Work instructions »
Report each line of the entries below that includes "イオンから株主優待と配当金のお知らせが到着".

** Opening Dataset extract block **

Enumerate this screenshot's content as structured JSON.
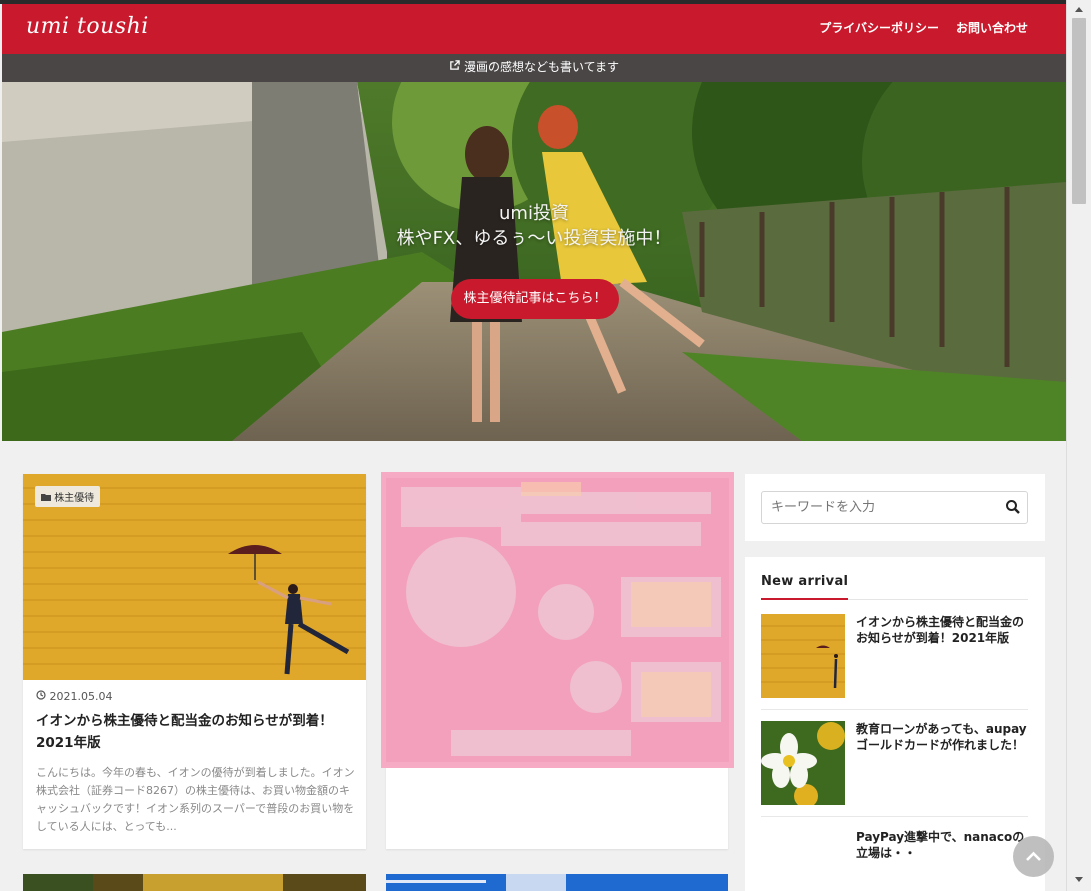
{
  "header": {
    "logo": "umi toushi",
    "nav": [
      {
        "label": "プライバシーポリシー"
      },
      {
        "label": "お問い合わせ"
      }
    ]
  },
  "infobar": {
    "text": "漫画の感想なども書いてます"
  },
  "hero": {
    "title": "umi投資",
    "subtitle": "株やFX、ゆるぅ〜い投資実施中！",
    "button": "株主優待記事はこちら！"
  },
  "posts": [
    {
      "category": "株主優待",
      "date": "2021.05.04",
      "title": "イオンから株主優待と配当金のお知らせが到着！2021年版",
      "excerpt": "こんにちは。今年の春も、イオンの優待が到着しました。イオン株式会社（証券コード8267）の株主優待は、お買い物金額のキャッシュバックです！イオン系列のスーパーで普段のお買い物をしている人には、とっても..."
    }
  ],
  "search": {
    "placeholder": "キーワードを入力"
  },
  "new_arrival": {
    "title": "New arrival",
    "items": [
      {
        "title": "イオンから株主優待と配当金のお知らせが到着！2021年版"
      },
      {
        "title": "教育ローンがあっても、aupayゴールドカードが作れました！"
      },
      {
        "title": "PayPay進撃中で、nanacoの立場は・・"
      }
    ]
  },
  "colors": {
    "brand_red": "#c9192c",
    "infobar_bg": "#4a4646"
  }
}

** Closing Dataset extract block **

Completed task »
      "title": "イオンから株主優待と配当金のお知らせが到着！2021年版",
        "title": "イオンから株主優待と配当金のお知らせが到着！2021年版"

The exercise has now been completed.